**What you are asked to do**
The expected output is each line below containing "Confirmed", copied in full.

┄┄┄┄┄┄┄┄┄┄┄┄┄┄┄┄┄┄┄┄

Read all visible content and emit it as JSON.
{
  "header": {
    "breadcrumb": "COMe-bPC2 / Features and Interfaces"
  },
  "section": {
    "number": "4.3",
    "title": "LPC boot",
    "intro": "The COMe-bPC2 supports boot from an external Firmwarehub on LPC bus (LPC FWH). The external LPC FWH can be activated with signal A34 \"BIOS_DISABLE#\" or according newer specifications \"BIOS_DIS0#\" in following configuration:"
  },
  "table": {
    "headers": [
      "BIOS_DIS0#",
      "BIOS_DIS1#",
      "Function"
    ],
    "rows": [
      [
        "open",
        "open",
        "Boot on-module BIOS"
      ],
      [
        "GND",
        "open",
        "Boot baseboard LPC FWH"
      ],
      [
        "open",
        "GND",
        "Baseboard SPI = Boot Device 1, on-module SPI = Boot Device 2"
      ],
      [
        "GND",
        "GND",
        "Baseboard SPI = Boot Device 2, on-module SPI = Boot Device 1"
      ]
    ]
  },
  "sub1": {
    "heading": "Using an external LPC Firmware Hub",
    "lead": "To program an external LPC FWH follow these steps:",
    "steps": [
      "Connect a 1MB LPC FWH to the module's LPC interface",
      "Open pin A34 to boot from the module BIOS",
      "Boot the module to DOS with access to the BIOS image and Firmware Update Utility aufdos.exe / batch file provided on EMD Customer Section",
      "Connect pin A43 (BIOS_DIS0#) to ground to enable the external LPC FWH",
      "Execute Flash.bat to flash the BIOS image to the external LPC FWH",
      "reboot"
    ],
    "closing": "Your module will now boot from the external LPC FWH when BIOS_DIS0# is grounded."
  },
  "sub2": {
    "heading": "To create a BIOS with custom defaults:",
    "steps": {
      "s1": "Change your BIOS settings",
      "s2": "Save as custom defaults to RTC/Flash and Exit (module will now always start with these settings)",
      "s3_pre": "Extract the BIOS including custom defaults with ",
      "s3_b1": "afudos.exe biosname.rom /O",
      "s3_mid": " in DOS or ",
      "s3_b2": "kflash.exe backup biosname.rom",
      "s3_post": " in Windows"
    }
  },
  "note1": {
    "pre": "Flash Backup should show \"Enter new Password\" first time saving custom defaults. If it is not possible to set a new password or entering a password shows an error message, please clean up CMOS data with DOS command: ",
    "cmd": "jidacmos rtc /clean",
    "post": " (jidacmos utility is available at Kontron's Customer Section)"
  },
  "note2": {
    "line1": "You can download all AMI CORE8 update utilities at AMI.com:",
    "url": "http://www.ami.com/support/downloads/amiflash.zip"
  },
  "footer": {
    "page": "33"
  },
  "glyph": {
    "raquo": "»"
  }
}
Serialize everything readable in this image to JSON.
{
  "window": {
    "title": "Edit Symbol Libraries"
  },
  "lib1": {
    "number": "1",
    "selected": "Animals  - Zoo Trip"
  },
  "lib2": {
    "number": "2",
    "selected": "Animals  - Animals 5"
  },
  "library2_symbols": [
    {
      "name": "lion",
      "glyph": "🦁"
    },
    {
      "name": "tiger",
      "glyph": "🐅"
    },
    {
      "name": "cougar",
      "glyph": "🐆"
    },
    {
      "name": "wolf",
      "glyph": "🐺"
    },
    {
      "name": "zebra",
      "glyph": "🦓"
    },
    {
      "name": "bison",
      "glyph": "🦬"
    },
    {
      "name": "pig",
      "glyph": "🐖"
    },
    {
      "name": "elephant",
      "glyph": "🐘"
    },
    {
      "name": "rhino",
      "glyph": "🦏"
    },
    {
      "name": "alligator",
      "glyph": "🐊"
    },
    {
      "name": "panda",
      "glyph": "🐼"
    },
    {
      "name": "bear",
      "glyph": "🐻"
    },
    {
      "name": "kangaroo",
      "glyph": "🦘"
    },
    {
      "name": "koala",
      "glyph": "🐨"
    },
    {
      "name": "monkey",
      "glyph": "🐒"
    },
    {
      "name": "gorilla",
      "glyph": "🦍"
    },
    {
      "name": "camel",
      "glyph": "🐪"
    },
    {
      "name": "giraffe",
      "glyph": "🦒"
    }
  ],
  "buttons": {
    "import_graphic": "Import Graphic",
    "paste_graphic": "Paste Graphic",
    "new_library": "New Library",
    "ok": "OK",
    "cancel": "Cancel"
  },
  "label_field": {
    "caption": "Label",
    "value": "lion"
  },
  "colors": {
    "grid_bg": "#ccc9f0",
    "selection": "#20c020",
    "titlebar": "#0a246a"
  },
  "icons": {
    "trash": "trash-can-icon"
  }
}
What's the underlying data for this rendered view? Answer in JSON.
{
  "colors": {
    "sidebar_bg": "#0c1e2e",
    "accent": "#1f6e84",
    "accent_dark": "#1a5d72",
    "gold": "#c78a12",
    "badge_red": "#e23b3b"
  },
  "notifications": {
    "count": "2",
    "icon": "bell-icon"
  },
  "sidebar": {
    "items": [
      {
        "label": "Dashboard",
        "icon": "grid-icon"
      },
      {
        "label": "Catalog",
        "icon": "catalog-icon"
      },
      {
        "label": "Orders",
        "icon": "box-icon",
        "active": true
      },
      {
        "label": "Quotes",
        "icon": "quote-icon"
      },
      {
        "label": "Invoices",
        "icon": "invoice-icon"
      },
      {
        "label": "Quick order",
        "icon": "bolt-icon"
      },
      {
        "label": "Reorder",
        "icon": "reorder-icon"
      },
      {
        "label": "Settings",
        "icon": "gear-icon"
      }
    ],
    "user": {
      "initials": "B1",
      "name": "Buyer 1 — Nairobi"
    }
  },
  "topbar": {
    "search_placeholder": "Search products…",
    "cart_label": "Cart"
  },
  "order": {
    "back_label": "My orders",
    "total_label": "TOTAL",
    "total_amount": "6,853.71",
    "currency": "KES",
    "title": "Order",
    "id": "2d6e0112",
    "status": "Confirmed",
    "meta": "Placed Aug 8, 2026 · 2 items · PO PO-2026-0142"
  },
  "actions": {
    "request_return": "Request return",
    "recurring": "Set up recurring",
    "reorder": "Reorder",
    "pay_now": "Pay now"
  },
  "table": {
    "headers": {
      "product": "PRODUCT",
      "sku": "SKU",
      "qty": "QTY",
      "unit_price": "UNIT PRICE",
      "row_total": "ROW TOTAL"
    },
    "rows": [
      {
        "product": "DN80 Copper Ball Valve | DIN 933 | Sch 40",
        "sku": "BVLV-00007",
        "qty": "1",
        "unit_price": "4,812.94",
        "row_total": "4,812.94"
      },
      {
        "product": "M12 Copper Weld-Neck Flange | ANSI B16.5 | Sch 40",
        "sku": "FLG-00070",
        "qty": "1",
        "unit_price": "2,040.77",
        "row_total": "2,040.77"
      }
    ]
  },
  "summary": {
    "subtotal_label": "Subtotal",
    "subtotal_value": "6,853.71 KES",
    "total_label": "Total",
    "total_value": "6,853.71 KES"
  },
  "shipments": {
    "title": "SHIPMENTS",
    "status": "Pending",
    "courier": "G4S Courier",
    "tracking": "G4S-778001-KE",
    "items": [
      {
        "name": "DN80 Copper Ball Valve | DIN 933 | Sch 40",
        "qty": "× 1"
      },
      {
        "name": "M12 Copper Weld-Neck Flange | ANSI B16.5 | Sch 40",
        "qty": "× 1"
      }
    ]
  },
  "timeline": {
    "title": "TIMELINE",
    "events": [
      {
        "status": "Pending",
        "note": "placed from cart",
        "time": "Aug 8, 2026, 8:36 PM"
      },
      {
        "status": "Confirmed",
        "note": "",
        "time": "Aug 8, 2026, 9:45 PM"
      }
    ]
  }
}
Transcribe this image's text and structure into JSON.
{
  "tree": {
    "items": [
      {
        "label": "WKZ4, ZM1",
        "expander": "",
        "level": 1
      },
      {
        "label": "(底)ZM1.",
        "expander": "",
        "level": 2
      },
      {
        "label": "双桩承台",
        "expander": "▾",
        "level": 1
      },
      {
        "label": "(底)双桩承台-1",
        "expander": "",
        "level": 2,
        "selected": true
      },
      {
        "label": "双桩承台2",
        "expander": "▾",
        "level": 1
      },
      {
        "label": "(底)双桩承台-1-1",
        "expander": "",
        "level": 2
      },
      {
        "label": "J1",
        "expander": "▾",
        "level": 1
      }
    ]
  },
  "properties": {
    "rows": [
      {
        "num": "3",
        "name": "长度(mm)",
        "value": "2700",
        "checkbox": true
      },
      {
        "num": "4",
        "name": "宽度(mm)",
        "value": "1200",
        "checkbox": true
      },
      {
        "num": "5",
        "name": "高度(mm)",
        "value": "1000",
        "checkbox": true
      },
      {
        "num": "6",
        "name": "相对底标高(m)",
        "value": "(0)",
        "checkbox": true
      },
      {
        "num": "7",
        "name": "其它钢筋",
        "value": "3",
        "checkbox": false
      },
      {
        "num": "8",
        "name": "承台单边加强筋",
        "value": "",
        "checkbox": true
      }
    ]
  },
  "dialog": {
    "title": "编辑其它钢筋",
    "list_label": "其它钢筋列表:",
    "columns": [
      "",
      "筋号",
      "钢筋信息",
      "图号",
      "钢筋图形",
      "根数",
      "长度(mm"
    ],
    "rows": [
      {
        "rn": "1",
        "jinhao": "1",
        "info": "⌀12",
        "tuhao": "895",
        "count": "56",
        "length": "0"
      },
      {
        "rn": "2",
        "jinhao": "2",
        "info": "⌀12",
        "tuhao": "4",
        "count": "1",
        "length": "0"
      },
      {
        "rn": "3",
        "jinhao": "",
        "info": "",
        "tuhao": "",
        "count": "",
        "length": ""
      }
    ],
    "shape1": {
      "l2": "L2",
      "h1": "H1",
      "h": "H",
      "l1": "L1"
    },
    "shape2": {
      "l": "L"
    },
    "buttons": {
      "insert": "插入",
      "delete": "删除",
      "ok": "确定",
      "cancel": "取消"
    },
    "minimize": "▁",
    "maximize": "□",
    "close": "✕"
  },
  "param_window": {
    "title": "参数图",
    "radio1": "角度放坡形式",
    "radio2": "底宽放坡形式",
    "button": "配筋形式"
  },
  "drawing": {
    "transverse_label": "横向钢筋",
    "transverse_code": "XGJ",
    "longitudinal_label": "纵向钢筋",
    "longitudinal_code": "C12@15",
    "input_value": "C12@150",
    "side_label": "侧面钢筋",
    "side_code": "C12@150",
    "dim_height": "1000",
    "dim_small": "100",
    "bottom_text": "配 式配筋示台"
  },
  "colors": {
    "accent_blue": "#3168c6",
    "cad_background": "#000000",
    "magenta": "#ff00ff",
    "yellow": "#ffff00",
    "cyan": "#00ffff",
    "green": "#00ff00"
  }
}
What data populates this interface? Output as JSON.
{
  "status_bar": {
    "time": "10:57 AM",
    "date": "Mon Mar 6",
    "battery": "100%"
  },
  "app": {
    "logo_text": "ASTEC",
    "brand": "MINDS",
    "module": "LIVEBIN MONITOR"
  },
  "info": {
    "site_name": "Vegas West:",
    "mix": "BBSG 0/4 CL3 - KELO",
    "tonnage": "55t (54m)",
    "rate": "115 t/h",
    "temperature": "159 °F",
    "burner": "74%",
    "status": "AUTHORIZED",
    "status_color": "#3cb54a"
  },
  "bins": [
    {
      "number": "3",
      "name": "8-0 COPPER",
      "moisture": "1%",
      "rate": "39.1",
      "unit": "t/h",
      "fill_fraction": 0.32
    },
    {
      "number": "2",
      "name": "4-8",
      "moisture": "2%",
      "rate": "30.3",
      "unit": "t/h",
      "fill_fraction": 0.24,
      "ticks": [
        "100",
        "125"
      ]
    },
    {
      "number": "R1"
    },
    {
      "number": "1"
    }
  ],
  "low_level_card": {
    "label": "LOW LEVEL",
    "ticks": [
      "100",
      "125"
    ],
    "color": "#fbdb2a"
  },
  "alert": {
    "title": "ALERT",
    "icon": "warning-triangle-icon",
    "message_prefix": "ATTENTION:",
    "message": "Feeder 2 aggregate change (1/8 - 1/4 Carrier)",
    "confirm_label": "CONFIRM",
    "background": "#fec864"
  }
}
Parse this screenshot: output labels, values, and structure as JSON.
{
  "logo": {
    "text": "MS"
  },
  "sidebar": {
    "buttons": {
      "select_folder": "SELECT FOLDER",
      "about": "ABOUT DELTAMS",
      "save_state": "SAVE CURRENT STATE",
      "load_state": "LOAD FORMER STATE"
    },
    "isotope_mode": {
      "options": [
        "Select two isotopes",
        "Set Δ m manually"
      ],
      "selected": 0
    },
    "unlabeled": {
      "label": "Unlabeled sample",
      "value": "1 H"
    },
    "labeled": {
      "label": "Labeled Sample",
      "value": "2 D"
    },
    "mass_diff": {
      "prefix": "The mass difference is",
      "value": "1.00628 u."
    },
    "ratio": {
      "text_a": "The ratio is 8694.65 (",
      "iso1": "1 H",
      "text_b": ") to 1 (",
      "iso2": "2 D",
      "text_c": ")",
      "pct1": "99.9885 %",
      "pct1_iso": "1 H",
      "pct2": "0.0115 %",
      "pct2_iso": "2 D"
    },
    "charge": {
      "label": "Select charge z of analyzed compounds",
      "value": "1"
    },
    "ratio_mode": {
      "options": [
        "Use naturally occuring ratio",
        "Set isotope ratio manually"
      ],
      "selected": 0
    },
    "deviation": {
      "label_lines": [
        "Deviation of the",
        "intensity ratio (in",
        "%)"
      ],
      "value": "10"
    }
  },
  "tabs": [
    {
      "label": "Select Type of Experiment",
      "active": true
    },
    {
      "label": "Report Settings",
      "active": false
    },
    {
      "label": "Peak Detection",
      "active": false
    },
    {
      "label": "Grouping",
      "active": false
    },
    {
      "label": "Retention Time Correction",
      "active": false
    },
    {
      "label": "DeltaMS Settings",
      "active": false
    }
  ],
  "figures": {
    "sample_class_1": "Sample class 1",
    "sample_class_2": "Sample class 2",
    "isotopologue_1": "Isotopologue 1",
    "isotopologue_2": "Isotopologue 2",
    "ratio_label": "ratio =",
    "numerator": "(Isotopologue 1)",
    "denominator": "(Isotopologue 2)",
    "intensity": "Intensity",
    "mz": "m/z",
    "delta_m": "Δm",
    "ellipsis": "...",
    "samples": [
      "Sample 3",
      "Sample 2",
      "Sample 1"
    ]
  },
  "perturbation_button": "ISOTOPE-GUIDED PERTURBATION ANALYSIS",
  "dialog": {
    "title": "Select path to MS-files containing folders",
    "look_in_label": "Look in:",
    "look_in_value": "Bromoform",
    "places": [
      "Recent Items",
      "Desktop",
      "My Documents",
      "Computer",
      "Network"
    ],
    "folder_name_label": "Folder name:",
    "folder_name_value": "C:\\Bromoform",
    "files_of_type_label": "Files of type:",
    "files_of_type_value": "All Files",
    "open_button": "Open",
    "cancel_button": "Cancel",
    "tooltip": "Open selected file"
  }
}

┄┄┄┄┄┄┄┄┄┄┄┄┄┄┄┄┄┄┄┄

**Output for this exercise**
    "status": "Confirmed",
        "status": "Confirmed",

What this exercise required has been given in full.